• [WORK ORDER] Reproduce the records exactly, but not the pictures.
· · · ·
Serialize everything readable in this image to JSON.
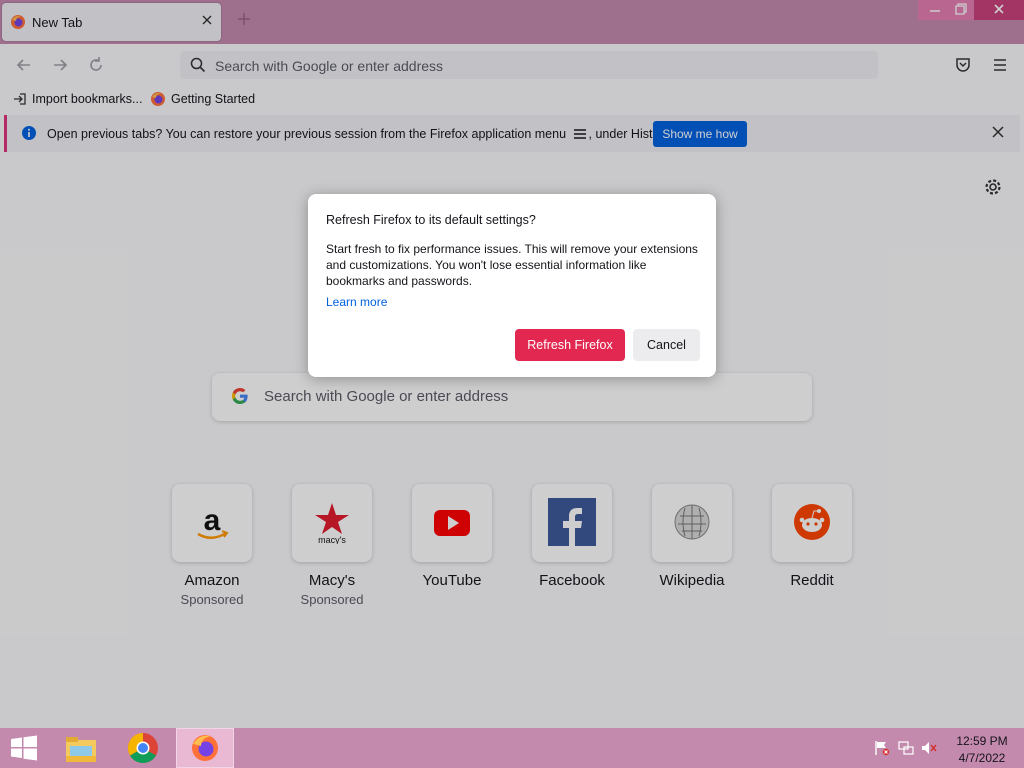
{
  "browser": {
    "tab_title": "New Tab",
    "url_placeholder": "Search with Google or enter address",
    "bookmarks": [
      {
        "label": "Import bookmarks...",
        "icon": "import-icon"
      },
      {
        "label": "Getting Started",
        "icon": "firefox-icon"
      }
    ],
    "notification": {
      "message": "Open previous tabs? You can restore your previous session from the Firefox application menu",
      "message_suffix": ", under History.",
      "button_label": "Show me how"
    }
  },
  "newtab": {
    "search_placeholder": "Search with Google or enter address",
    "tiles": [
      {
        "name": "Amazon",
        "sponsored": "Sponsored",
        "icon": "amazon-icon"
      },
      {
        "name": "Macy's",
        "sponsored": "Sponsored",
        "icon": "macys-icon"
      },
      {
        "name": "YouTube",
        "sponsored": "",
        "icon": "youtube-icon"
      },
      {
        "name": "Facebook",
        "sponsored": "",
        "icon": "facebook-icon"
      },
      {
        "name": "Wikipedia",
        "sponsored": "",
        "icon": "wikipedia-icon"
      },
      {
        "name": "Reddit",
        "sponsored": "",
        "icon": "reddit-icon"
      }
    ]
  },
  "dialog": {
    "title": "Refresh Firefox to its default settings?",
    "body": "Start fresh to fix performance issues. This will remove your extensions and customizations. You won't lose essential information like bookmarks and passwords.",
    "link": "Learn more",
    "primary_button": "Refresh Firefox",
    "cancel_button": "Cancel"
  },
  "taskbar": {
    "time": "12:59 PM",
    "date": "4/7/2022"
  },
  "colors": {
    "accent_primary": "#e22850",
    "notification_button": "#0061e0",
    "theme_frame": "#c48aae"
  }
}
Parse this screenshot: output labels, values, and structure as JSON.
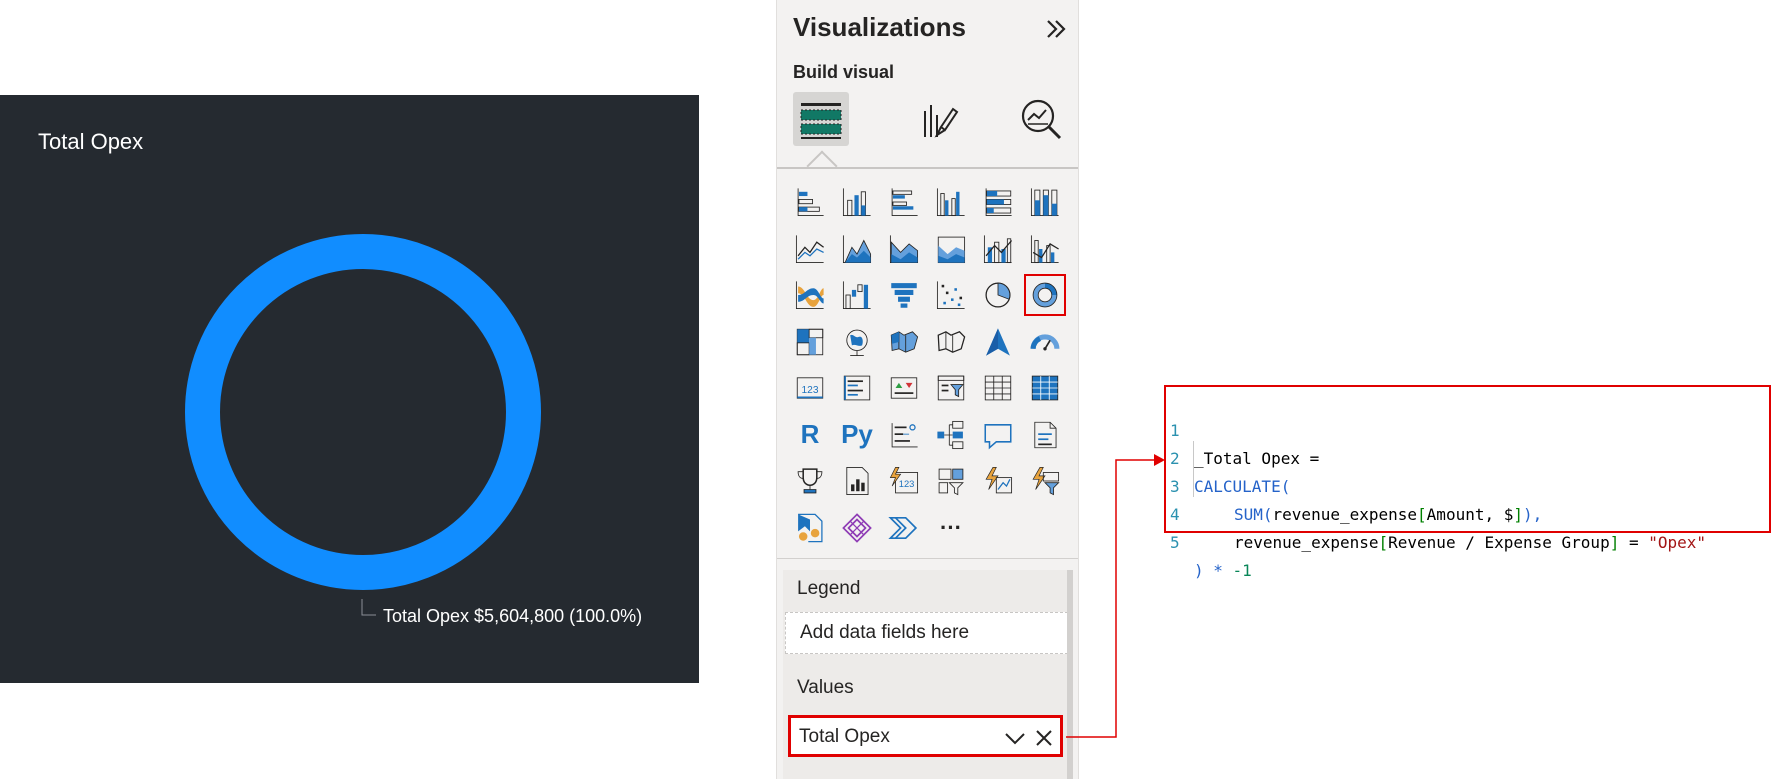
{
  "chart_card": {
    "title": "Total Opex",
    "background": "#252a30",
    "ring_color": "#118dff",
    "data_label": "Total Opex $5,604,800 (100.0%)"
  },
  "chart_data": {
    "type": "pie",
    "title": "Total Opex",
    "donut": true,
    "series": [
      {
        "name": "Total Opex",
        "value": 5604800,
        "percent": 100.0,
        "color": "#118dff"
      }
    ]
  },
  "viz_pane": {
    "title": "Visualizations",
    "subtitle": "Build visual",
    "collapse_icon": "double-chevron-right-icon",
    "modes": [
      "build-visual-icon",
      "format-visual-icon",
      "analytics-icon"
    ],
    "icons": [
      "stacked-bar-chart-icon",
      "stacked-column-chart-icon",
      "clustered-bar-chart-icon",
      "clustered-column-chart-icon",
      "100-stacked-bar-chart-icon",
      "100-stacked-column-chart-icon",
      "line-chart-icon",
      "area-chart-icon",
      "stacked-area-chart-icon",
      "100-stacked-area-chart-icon",
      "line-and-stacked-column-chart-icon",
      "line-and-clustered-column-chart-icon",
      "ribbon-chart-icon",
      "waterfall-chart-icon",
      "funnel-icon",
      "scatter-chart-icon",
      "pie-chart-icon",
      "donut-chart-icon",
      "treemap-icon",
      "map-icon",
      "filled-map-icon",
      "shape-map-icon",
      "azure-map-icon",
      "gauge-icon",
      "card-icon",
      "multi-row-card-icon",
      "kpi-icon",
      "slicer-icon",
      "table-icon",
      "matrix-icon",
      "r-script-visual-icon",
      "python-visual-icon",
      "key-influencers-icon",
      "decomposition-tree-icon",
      "qa-icon",
      "smart-narrative-icon",
      "metrics-icon",
      "paginated-report-icon",
      "power-apps-card-icon",
      "power-apps-slicer-icon",
      "power-automate-icon",
      "power-apps-filter-icon",
      "power-apps-icon",
      "power-apps-diamond-icon",
      "power-automate-chevron-icon",
      "more-visuals-icon"
    ],
    "text_icons": {
      "r": "R",
      "py": "Py",
      "more": "···"
    },
    "wells": {
      "legend_label": "Legend",
      "legend_placeholder": "Add data fields here",
      "values_label": "Values",
      "values_field": "Total Opex"
    }
  },
  "code": {
    "lines": [
      {
        "n": "1",
        "text": "_Total Opex ="
      },
      {
        "n": "2",
        "text": "CALCULATE("
      },
      {
        "n": "3",
        "text": "    SUM(revenue_expense[Amount, $]),"
      },
      {
        "n": "4",
        "text": "    revenue_expense[Revenue / Expense Group] = \"Opex\""
      },
      {
        "n": "5",
        "text": ") * -1"
      }
    ],
    "parts": {
      "l1": "_Total Opex =",
      "l2_kw": "CALCULATE(",
      "l3_kw": "SUM(",
      "l3_tbl": "revenue_expense",
      "l3_lb": "[",
      "l3_col": "Amount, $",
      "l3_rb": "]",
      "l3_end": "),",
      "l4_tbl": "revenue_expense",
      "l4_lb": "[",
      "l4_col": "Revenue / Expense Group",
      "l4_rb": "]",
      "l4_eq": " = ",
      "l4_str": "\"Opex\"",
      "l5_a": ") * ",
      "l5_num": "-1"
    },
    "highlight_color": "#e00000"
  }
}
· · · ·
• [RESULT OF THIS TASK]
Serialize everything readable in this image to JSON.
{
  "browser": {
    "tab_title": "New Tab",
    "url_placeholder": "Search with Google or enter address",
    "bookmarks": [
      {
        "label": "Import bookmarks...",
        "icon": "import-icon"
      },
      {
        "label": "Getting Started",
        "icon": "firefox-icon"
      }
    ],
    "notification": {
      "message": "Open previous tabs? You can restore your previous session from the Firefox application menu",
      "message_suffix": ", under History.",
      "button_label": "Show me how"
    }
  },
  "newtab": {
    "search_placeholder": "Search with Google or enter address",
    "tiles": [
      {
        "name": "Amazon",
        "sponsored": "Sponsored",
        "icon": "amazon-icon"
      },
      {
        "name": "Macy's",
        "sponsored": "Sponsored",
        "icon": "macys-icon"
      },
      {
        "name": "YouTube",
        "sponsored": "",
        "icon": "youtube-icon"
      },
      {
        "name": "Facebook",
        "sponsored": "",
        "icon": "facebook-icon"
      },
      {
        "name": "Wikipedia",
        "sponsored": "",
        "icon": "wikipedia-icon"
      },
      {
        "name": "Reddit",
        "sponsored": "",
        "icon": "reddit-icon"
      }
    ]
  },
  "dialog": {
    "title": "Refresh Firefox to its default settings?",
    "body": "Start fresh to fix performance issues. This will remove your extensions and customizations. You won't lose essential information like bookmarks and passwords.",
    "link": "Learn more",
    "primary_button": "Refresh Firefox",
    "cancel_button": "Cancel"
  },
  "taskbar": {
    "time": "12:59 PM",
    "date": "4/7/2022"
  },
  "colors": {
    "accent_primary": "#e22850",
    "notification_button": "#0061e0",
    "theme_frame": "#c48aae"
  }
}
Parse this screenshot: output labels, values, and structure as JSON.
{
  "chart_card": {
    "title": "Total Opex",
    "background": "#252a30",
    "ring_color": "#118dff",
    "data_label": "Total Opex $5,604,800 (100.0%)"
  },
  "chart_data": {
    "type": "pie",
    "title": "Total Opex",
    "donut": true,
    "series": [
      {
        "name": "Total Opex",
        "value": 5604800,
        "percent": 100.0,
        "color": "#118dff"
      }
    ]
  },
  "viz_pane": {
    "title": "Visualizations",
    "subtitle": "Build visual",
    "collapse_icon": "double-chevron-right-icon",
    "modes": [
      "build-visual-icon",
      "format-visual-icon",
      "analytics-icon"
    ],
    "icons": [
      "stacked-bar-chart-icon",
      "stacked-column-chart-icon",
      "clustered-bar-chart-icon",
      "clustered-column-chart-icon",
      "100-stacked-bar-chart-icon",
      "100-stacked-column-chart-icon",
      "line-chart-icon",
      "area-chart-icon",
      "stacked-area-chart-icon",
      "100-stacked-area-chart-icon",
      "line-and-stacked-column-chart-icon",
      "line-and-clustered-column-chart-icon",
      "ribbon-chart-icon",
      "waterfall-chart-icon",
      "funnel-icon",
      "scatter-chart-icon",
      "pie-chart-icon",
      "donut-chart-icon",
      "treemap-icon",
      "map-icon",
      "filled-map-icon",
      "shape-map-icon",
      "azure-map-icon",
      "gauge-icon",
      "card-icon",
      "multi-row-card-icon",
      "kpi-icon",
      "slicer-icon",
      "table-icon",
      "matrix-icon",
      "r-script-visual-icon",
      "python-visual-icon",
      "key-influencers-icon",
      "decomposition-tree-icon",
      "qa-icon",
      "smart-narrative-icon",
      "metrics-icon",
      "paginated-report-icon",
      "power-apps-card-icon",
      "power-apps-slicer-icon",
      "power-automate-icon",
      "power-apps-filter-icon",
      "power-apps-icon",
      "power-apps-diamond-icon",
      "power-automate-chevron-icon",
      "more-visuals-icon"
    ],
    "text_icons": {
      "r": "R",
      "py": "Py",
      "more": "···"
    },
    "wells": {
      "legend_label": "Legend",
      "legend_placeholder": "Add data fields here",
      "values_label": "Values",
      "values_field": "Total Opex"
    }
  },
  "code": {
    "lines": [
      {
        "n": "1",
        "text": "_Total Opex ="
      },
      {
        "n": "2",
        "text": "CALCULATE("
      },
      {
        "n": "3",
        "text": "    SUM(revenue_expense[Amount, $]),"
      },
      {
        "n": "4",
        "text": "    revenue_expense[Revenue / Expense Group] = \"Opex\""
      },
      {
        "n": "5",
        "text": ") * -1"
      }
    ],
    "parts": {
      "l1": "_Total Opex =",
      "l2_kw": "CALCULATE(",
      "l3_kw": "SUM(",
      "l3_tbl": "revenue_expense",
      "l3_lb": "[",
      "l3_col": "Amount, $",
      "l3_rb": "]",
      "l3_end": "),",
      "l4_tbl": "revenue_expense",
      "l4_lb": "[",
      "l4_col": "Revenue / Expense Group",
      "l4_rb": "]",
      "l4_eq": " = ",
      "l4_str": "\"Opex\"",
      "l5_a": ") * ",
      "l5_num": "-1"
    },
    "highlight_color": "#e00000"
  }
}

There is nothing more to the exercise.